Then the shooting starts – immediately those twin sticks come into their own. Instead of tapping the d-pad to aim or relying on a massively magnetic auto-lock, you can play just like you would on PS3. In fact, within seconds we forget what sort of controller we’re even holding.
We’re just playing Uncharted – nipping between walls, throwing grenades and spraying fire. And it looks incredible. During their presentation, Sony Bend’s creative director John Garvin talked of next-gen rendering techniques like dynamic shadows and blooming light effects. He also mentions being allowed access to Naughty Dog’s entire animation archive.
So when Drake scrambles up a wall, he looks perfect. Incredibly, the only thing that gives away the fact you’re not playing one of the existing Uncharted games is that you’re playing it on a handheld. And that’s it. We’ll repeat that: you’re playing Uncharted on a handheld. There are no concessions to that fact.
Vita even brings a few interesting tricks, like tilting the machine to make Nathan swing into jumps. However, the smart idea is touch screen climbing. By drawing your finger over the terrain you can make Nate clamber over ledges, corners or handholds. And not just one bit at a time – you can string together long sequences. It’s almost a game in its own right as you try to link as many points as possible in one sweep.

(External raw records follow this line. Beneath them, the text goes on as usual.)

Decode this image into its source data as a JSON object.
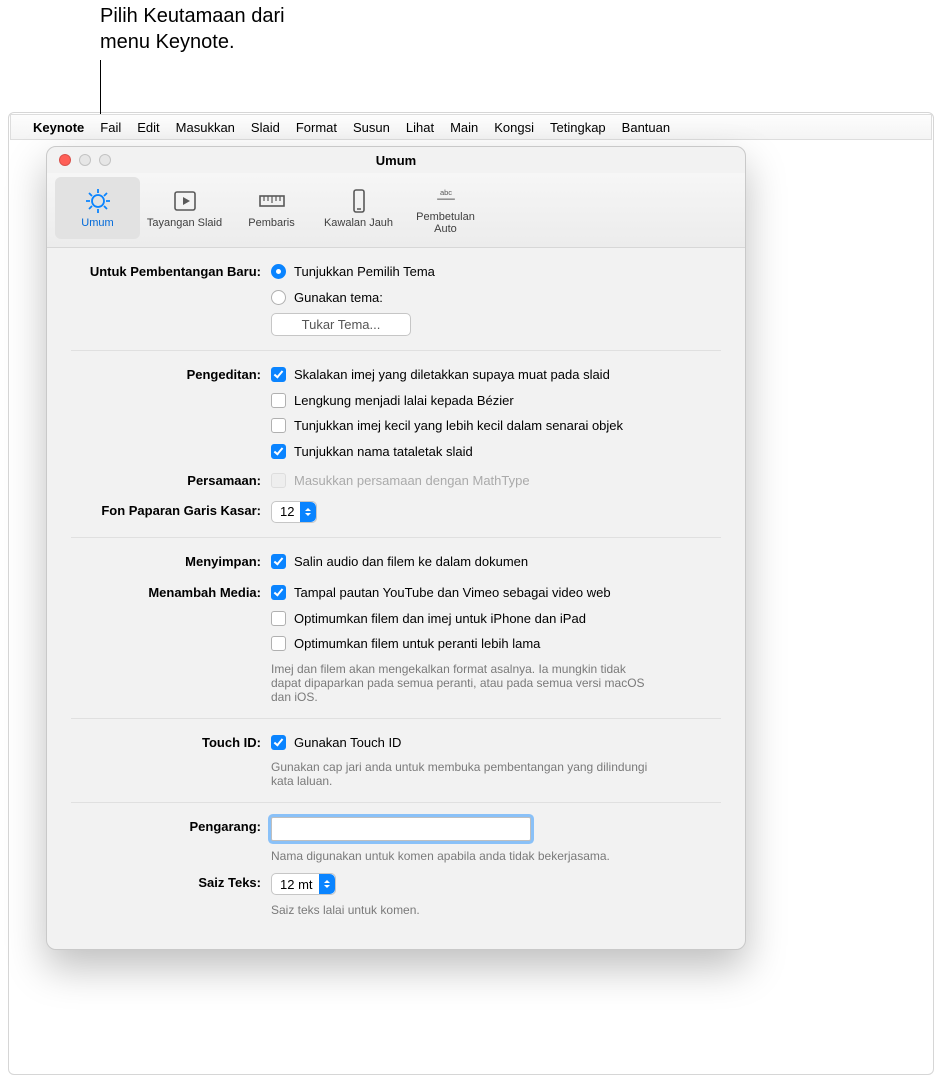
{
  "callout": {
    "text": "Pilih Keutamaan dari\nmenu Keynote."
  },
  "menubar": {
    "items": [
      "Keynote",
      "Fail",
      "Edit",
      "Masukkan",
      "Slaid",
      "Format",
      "Susun",
      "Lihat",
      "Main",
      "Kongsi",
      "Tetingkap",
      "Bantuan"
    ]
  },
  "window": {
    "title": "Umum"
  },
  "toolbar": {
    "tabs": [
      {
        "label": "Umum",
        "icon": "gear-icon",
        "selected": true
      },
      {
        "label": "Tayangan Slaid",
        "icon": "play-icon",
        "selected": false
      },
      {
        "label": "Pembaris",
        "icon": "ruler-icon",
        "selected": false
      },
      {
        "label": "Kawalan Jauh",
        "icon": "phone-icon",
        "selected": false
      },
      {
        "label": "Pembetulan Auto",
        "icon": "abc-icon",
        "selected": false
      }
    ]
  },
  "prefs": {
    "new_presentation": {
      "label": "Untuk Pembentangan Baru:",
      "show_chooser": "Tunjukkan Pemilih Tema",
      "use_theme": "Gunakan tema:",
      "change_theme_btn": "Tukar Tema...",
      "selected": "show_chooser"
    },
    "editing": {
      "label": "Pengeditan:",
      "scale_images": {
        "text": "Skalakan imej yang diletakkan supaya muat pada slaid",
        "checked": true
      },
      "curves_bezier": {
        "text": "Lengkung menjadi lalai kepada Bézier",
        "checked": false
      },
      "small_thumbs": {
        "text": "Tunjukkan imej kecil yang lebih kecil dalam senarai objek",
        "checked": false
      },
      "show_layout_names": {
        "text": "Tunjukkan nama tataletak slaid",
        "checked": true
      }
    },
    "equations": {
      "label": "Persamaan:",
      "mathtype": {
        "text": "Masukkan persamaan dengan MathType",
        "checked": false,
        "disabled": true
      }
    },
    "outline_font": {
      "label": "Fon Paparan Garis Kasar:",
      "value": "12"
    },
    "saving": {
      "label": "Menyimpan:",
      "copy_media": {
        "text": "Salin audio dan filem ke dalam dokumen",
        "checked": true
      }
    },
    "adding_media": {
      "label": "Menambah Media:",
      "paste_web": {
        "text": "Tampal pautan YouTube dan Vimeo sebagai video web",
        "checked": true
      },
      "optimize_ios": {
        "text": "Optimumkan filem dan imej untuk iPhone dan iPad",
        "checked": false
      },
      "optimize_old": {
        "text": "Optimumkan filem untuk peranti lebih lama",
        "checked": false
      },
      "note": "Imej dan filem akan mengekalkan format asalnya. Ia mungkin tidak dapat dipaparkan pada semua peranti, atau pada semua versi macOS dan iOS."
    },
    "touchid": {
      "label": "Touch ID:",
      "use": {
        "text": "Gunakan Touch ID",
        "checked": true
      },
      "note": "Gunakan cap jari anda untuk membuka pembentangan yang dilindungi kata laluan."
    },
    "author": {
      "label": "Pengarang:",
      "value": "",
      "note": "Nama digunakan untuk komen apabila anda tidak bekerjasama."
    },
    "text_size": {
      "label": "Saiz Teks:",
      "value": "12 mt",
      "note": "Saiz teks lalai untuk komen."
    }
  }
}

Power and Control
Uncharted’s use of Vita’s unique tech feels natural and instinctive, in contrast to any of the embarrassingly shoehorned-in Sixaxis stuff (Look! You can balance) seen in early PS3 games.
It’s not just Uncharted. Take the mini-game assortment, Little Deviants. It’s built around motion control and touch screen ideas, and one of the best adverts for the console’s potential, whether it’s simple tasks like guiding a drifting monster by tilting, or a whack-a-mole style game where you tap the front or rear touch pad to slap freaks depending on whether they’re facing you or not. There’s even an augmented reality shooter where you fight robots projected into the real
world via the rear camera’s view. By moving the Vita you target and fight in 360 degrees. Simple, but exciting.
There are lots of traditional games, if you’re not fussed about motion or touch controls – plus, wisely, most of the new control methods are optional. Street Fighter X Tekken is a good example, and it looks (like most Vita games) every bit as good as the PS3 version. Even the really big names are on the way, with Ken Levine recently announcing a (promisingly exciting) incarnation of BioShock Infinite.
Vita comes in two models; a Wi-Fi-only version and a 3G network one. Things like browsing and multi-player obviously benefit here, but there are far cleverer ideas in the pipeline than simple deathmatches.
For example, the action-RPG Ruin is always connected. It lets you build your own dungeons, which other players can then invade and potentially loot while you go raiding theirs… and even if you’re not playing, the game is still on, still evolving. Remote, cloud-based saves mean you can mix your time shamelessly and seamlessly between Vita and PS3 versions too, a feature shared by the upcoming Metal Gear and God of War HD reissues – a clever idea that means games aren’t trapped on one console anymore.
Communication? Vita has two interesting ideas. First there’s Party, a chat system that lets you talk to other players using the built in mic, even if you’re in different games. The second link between machines is Near. This lets Vitas talk and swap Trophies, various game stats and even items, such as outfits or weapons. It works just as long as the other console is somewhere ‘near’.
We caught up with Sony Europe CEO Andrew House , who told us the £280 UK price listed on Amazon.com was ‘pretty much where he predicted it would be’, but couldn’t confirm the release date – we’re guessing early 2012, as part of a staggered global release. For the record, ‘Vita’ means life – and Sony hope to breathe it into the handheld market.